Did you know that electronic waste, known as e-waste, is the most rapidly growing waste stream in the United States?
FOR MORE THAN 1,000 years, people have recycled by saving and reusing certain materials. Recycling as a formal effort of collecting and processing metals and papers did not start until the Industrial Revolution. The Institute of Scrap Recycling Industries, a trade association based in Washington, D.C., traces its origins to an organization started in 1913.
EARLY CURBSIDE recycling programs in the United States required consumers to sort materials. The 1990s brought a system called single-stream recycling, which made sorting unnecessary. In these single-stream systems, recyclables are loaded together, then sorted at material-recovery facilities using magnets, infrared readers, conveyor belts, and screens. Single-stream recycling reduces the cost of collection and appears to increase participation rates.
ELECTRONICS WASTE, known as e-waste, is the most rapidly growing waste stream in the United States. Although e-waste makes up only 2 percent of the trash in U.S. landfills, it accounts for 70 percent of overall toxic waste.
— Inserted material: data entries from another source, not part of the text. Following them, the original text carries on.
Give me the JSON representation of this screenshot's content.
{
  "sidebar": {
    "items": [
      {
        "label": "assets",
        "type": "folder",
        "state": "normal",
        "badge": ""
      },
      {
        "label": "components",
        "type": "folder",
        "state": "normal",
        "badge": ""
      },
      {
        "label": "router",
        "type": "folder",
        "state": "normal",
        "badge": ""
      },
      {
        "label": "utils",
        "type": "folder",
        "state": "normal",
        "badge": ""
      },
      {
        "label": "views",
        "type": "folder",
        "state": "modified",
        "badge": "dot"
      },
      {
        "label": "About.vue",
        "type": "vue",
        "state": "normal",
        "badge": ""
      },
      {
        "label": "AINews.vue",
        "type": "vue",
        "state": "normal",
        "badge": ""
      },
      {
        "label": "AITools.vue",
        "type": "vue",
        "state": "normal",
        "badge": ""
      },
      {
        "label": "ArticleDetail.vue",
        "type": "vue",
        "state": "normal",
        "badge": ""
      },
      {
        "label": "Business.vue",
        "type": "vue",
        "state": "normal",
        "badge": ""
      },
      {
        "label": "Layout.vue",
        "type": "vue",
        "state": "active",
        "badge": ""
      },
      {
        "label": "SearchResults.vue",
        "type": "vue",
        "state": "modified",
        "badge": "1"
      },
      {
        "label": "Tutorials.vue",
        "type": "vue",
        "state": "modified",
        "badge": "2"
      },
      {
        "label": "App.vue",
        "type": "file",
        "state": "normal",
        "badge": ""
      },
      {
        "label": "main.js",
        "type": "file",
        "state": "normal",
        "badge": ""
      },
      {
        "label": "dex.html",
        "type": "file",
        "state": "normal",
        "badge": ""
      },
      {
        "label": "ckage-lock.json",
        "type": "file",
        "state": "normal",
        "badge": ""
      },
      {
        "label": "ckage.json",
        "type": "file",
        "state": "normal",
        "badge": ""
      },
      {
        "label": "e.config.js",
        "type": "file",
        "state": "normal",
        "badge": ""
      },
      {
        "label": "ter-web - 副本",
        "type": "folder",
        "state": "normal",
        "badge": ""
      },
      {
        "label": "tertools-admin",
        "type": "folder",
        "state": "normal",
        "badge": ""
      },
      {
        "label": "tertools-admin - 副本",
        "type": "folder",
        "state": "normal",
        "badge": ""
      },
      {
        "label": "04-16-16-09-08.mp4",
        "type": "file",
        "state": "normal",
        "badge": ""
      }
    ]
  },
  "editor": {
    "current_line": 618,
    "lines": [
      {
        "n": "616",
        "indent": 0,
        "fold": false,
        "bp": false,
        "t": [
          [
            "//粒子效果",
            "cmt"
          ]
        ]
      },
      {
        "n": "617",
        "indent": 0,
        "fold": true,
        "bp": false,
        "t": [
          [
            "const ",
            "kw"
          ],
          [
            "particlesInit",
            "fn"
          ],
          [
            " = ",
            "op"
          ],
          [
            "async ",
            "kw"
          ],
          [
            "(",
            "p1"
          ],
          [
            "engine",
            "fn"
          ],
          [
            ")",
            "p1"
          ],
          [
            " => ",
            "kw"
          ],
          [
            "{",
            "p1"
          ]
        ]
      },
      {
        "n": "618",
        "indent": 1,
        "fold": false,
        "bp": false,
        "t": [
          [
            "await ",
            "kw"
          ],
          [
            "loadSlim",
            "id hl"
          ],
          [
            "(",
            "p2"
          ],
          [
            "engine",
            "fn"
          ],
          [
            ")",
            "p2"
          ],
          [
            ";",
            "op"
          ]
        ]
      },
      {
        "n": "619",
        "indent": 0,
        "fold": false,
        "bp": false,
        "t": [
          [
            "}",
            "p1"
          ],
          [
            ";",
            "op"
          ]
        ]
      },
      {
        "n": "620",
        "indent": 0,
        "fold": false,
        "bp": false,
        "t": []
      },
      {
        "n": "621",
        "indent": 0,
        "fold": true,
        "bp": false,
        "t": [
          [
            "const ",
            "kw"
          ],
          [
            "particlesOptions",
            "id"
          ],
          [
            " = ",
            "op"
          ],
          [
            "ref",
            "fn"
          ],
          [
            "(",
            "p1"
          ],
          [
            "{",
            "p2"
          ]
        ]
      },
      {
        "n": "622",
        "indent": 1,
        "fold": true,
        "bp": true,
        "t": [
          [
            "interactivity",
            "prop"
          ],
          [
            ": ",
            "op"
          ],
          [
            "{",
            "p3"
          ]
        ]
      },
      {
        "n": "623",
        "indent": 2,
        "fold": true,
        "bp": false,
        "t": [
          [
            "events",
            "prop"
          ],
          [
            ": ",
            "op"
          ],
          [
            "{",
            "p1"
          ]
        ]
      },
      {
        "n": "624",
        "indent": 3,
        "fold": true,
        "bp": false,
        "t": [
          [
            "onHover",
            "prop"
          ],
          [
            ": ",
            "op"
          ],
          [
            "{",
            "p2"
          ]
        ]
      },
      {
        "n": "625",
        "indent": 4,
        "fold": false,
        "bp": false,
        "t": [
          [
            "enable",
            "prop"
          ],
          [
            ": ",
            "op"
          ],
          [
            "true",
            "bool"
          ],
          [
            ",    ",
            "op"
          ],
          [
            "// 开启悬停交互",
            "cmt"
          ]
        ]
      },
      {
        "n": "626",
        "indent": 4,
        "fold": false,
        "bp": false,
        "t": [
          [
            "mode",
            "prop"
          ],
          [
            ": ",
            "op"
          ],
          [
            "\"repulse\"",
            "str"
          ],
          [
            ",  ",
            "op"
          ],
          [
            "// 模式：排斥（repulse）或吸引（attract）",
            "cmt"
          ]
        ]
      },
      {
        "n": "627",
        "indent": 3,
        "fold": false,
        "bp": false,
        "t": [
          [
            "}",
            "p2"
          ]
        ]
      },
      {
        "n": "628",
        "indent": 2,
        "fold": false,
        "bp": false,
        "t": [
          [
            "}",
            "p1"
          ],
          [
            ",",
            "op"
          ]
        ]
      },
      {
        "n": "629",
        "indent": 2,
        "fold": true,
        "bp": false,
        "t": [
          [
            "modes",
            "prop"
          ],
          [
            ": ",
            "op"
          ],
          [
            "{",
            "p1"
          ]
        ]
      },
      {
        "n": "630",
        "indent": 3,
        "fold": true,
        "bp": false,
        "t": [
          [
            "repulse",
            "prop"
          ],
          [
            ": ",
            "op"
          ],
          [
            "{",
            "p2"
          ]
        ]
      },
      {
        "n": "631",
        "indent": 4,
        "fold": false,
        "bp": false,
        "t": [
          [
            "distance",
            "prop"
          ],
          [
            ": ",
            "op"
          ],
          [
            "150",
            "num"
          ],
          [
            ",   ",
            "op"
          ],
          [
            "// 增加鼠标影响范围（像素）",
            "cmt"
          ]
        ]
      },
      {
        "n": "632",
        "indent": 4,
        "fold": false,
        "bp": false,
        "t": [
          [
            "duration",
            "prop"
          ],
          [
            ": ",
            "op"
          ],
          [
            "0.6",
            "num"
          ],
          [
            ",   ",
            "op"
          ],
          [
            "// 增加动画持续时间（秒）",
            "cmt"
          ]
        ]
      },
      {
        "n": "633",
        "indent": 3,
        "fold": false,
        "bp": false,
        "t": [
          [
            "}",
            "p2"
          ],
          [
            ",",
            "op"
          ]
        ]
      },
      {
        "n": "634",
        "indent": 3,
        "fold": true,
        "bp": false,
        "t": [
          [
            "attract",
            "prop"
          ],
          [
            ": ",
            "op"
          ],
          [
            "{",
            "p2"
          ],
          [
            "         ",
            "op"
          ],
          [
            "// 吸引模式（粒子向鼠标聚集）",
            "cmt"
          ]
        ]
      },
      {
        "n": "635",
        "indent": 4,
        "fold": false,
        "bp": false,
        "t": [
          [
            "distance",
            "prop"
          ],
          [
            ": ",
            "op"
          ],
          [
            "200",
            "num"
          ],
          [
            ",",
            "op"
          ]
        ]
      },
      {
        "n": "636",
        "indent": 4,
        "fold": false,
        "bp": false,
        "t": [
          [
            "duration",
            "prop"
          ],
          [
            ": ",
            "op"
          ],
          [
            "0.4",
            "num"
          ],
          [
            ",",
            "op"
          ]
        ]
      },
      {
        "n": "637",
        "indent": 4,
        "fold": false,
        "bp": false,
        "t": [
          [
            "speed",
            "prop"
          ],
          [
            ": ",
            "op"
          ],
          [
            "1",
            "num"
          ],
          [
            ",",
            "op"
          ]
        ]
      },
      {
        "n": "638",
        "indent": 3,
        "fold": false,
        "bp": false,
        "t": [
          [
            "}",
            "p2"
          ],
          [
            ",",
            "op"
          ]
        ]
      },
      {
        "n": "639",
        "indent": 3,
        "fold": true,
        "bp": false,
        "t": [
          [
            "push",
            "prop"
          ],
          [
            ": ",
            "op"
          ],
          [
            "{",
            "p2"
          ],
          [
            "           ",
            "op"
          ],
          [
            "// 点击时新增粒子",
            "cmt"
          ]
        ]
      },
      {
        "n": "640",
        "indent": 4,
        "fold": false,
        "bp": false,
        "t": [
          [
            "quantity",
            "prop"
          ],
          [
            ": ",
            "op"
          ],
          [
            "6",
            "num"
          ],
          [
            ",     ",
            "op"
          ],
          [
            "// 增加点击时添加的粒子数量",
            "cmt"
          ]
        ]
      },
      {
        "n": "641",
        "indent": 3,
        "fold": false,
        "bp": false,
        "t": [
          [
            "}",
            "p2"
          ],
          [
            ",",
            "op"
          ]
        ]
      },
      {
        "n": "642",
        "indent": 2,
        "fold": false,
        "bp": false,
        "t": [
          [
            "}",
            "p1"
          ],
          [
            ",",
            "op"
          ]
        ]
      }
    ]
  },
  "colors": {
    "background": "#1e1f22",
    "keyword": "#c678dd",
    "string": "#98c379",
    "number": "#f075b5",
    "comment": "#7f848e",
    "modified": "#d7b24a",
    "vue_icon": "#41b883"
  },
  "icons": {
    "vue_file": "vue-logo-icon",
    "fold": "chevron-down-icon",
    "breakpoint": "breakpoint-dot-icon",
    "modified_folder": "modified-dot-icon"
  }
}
The world disposes of 20 million to 50 million metric tons of e-waste each year and recycles only one-eighth of it. Global e-waste is projected to increase by 33 percent over the next three years. In 2012, China and the United States accounted for about half the world’s total e-waste.
THE INSTITUTE OF SCRAP RECYCLING INDUSTRIES estimates that a metric ton of electronic scrap from personal computers contains more gold than can be extracted from 17 tons of gold ore. In 2011, the U.S. electronics recycling industry processed more than 4.4 million tons of equipment. More than 70 percent of the collected material is manufactured into scrap steel, aluminum, copper, lead, plastics, and glass. The electronics recycling industry employs 45,000 people full time in the United States.
FERROUS (IRON AND STEEL) scrap is the most commonly recycled material in the world. Ferrous scrap, processed into commodity-grade material, accounts for more than 60 percent of all raw steel produced in the United States. In 2012, the United States exported more than 20 million metric tons of ferrous scrap, with a value of over $9 billion, to 90 countries. Recycling a single car can save 2,500 pounds of iron ore and 1,400 pounds of coal. The United States recycled almost 12 million cars in 2011, supplying more than 15 million tons of shredded scrap.
MORE THAN HALF (53.6 percent) of all U.S. municipal solid waste in 2011 ended up in landfills. That’s a steep decline from 1980, when 88.6 percent went to landfills. In 2011, more than 3.6 million tons of municipal solid waste came from 20 billion disposable diapers.
THE ENERGY SAVED by recycling a glass bottle can power a computer for half an hour. The energy saved by recycling an aluminum can will power a TV for two hours. – Paul Engleman